◆ **DATA RECORDS**
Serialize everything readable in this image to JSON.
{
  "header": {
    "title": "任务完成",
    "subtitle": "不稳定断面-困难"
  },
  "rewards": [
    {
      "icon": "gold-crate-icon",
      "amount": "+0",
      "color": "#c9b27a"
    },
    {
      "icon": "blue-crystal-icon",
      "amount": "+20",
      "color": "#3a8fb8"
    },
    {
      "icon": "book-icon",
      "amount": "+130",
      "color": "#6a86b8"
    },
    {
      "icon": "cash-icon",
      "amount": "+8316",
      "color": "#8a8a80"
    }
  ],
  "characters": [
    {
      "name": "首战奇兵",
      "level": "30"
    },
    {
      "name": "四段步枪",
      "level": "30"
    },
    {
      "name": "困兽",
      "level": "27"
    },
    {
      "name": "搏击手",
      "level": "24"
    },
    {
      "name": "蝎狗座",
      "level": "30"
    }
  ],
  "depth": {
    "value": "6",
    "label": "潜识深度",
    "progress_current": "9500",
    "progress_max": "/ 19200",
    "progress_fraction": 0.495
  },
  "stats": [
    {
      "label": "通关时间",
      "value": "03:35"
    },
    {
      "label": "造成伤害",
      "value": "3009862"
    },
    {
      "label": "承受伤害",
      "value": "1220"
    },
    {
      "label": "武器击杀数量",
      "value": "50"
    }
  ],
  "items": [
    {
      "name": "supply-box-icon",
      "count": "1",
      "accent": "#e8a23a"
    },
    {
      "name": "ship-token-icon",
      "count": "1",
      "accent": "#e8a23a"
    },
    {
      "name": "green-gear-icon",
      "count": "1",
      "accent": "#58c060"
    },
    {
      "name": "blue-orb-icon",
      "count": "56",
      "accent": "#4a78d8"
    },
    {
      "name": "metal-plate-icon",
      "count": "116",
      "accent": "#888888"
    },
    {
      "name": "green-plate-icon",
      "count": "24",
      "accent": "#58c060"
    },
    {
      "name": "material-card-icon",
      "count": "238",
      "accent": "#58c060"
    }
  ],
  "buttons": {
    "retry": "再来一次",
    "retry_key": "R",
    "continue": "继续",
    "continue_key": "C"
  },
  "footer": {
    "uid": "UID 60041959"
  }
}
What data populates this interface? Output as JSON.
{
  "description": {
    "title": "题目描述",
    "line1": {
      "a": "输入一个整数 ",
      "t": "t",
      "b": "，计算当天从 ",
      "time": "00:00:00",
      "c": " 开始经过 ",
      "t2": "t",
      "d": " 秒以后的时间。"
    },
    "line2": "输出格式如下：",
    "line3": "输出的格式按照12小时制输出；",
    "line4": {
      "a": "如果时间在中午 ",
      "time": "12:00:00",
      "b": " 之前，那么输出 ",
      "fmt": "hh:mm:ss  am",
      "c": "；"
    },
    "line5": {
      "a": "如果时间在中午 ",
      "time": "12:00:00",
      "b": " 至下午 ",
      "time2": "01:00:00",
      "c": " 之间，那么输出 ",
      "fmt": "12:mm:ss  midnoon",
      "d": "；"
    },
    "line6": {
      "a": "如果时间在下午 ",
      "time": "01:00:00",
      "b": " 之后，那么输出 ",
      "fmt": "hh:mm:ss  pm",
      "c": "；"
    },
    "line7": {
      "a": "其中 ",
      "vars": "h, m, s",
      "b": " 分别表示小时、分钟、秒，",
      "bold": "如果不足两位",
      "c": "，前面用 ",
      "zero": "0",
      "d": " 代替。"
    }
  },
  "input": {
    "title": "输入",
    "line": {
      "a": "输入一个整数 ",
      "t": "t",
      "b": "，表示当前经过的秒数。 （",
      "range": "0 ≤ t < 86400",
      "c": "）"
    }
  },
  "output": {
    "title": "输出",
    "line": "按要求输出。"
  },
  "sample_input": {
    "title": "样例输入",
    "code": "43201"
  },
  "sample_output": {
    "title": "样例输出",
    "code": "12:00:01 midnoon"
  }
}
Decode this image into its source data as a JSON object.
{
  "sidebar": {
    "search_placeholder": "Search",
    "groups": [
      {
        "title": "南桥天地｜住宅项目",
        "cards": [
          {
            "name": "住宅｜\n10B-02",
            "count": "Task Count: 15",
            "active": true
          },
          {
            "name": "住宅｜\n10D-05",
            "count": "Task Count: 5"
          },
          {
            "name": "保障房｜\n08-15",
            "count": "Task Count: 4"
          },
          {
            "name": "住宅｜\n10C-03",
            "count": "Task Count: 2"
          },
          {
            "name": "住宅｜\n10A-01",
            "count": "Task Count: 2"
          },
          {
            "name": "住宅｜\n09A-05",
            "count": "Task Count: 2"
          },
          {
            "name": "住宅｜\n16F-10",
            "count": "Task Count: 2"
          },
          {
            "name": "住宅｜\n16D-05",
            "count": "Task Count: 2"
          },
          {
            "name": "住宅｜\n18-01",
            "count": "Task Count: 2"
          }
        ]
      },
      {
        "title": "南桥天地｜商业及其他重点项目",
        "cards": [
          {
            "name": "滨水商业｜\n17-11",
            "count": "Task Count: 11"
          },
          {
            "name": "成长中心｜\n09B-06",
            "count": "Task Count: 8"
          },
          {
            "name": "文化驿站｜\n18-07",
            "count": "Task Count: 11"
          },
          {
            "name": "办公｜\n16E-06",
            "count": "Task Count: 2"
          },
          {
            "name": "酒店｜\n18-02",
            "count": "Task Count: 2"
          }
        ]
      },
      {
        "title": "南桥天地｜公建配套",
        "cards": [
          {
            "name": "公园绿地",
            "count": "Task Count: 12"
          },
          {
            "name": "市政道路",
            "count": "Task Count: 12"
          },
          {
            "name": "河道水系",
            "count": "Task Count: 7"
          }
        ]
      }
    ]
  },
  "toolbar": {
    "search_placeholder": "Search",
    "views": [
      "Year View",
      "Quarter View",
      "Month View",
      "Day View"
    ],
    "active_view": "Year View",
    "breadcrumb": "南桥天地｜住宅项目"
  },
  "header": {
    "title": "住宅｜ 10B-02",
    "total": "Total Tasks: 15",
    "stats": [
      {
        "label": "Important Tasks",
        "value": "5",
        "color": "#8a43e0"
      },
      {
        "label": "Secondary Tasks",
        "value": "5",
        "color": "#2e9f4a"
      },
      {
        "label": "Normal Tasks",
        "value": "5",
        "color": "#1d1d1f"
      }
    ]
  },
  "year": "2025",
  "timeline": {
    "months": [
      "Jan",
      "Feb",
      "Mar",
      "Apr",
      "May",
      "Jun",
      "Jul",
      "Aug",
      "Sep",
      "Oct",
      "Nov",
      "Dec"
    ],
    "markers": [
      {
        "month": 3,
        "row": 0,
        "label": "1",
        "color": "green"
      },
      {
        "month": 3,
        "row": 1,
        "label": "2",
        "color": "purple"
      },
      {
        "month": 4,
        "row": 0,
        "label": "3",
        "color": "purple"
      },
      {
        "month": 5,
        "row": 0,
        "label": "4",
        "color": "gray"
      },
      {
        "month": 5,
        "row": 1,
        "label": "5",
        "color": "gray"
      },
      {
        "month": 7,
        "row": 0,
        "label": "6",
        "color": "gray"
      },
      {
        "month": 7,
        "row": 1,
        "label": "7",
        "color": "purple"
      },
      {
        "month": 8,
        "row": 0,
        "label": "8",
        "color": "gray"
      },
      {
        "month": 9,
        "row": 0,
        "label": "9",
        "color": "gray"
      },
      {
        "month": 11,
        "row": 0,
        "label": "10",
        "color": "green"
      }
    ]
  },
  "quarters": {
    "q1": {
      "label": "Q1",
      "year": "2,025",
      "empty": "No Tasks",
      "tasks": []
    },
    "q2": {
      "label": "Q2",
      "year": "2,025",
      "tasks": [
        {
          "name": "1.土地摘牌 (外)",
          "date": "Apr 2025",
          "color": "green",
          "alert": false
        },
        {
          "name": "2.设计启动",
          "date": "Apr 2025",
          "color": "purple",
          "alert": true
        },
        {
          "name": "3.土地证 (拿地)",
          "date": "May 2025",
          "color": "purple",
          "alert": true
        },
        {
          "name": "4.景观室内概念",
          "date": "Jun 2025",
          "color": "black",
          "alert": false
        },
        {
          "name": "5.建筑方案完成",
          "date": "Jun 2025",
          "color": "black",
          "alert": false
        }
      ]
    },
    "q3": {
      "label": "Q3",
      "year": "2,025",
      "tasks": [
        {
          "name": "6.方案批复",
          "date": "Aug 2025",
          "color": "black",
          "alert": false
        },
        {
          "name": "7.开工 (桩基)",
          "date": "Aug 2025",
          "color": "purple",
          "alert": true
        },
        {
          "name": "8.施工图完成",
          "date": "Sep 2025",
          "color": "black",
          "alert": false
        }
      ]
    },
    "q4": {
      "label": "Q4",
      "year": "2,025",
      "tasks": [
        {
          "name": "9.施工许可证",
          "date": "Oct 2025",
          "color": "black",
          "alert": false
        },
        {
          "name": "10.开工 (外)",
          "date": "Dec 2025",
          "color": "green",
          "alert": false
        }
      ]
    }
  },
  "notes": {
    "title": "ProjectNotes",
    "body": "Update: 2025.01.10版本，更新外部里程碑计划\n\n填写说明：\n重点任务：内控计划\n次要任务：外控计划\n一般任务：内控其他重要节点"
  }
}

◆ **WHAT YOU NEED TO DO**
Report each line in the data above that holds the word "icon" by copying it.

◆ **WRITTEN RESPONSE**
      "icon": "gold-crate-icon",
      "icon": "blue-crystal-icon",
      "icon": "book-icon",
      "icon": "cash-icon",
      "name": "supply-box-icon",
      "name": "ship-token-icon",
      "name": "green-gear-icon",
      "name": "blue-orb-icon",
      "name": "metal-plate-icon",
      "name": "green-plate-icon",
      "name": "material-card-icon",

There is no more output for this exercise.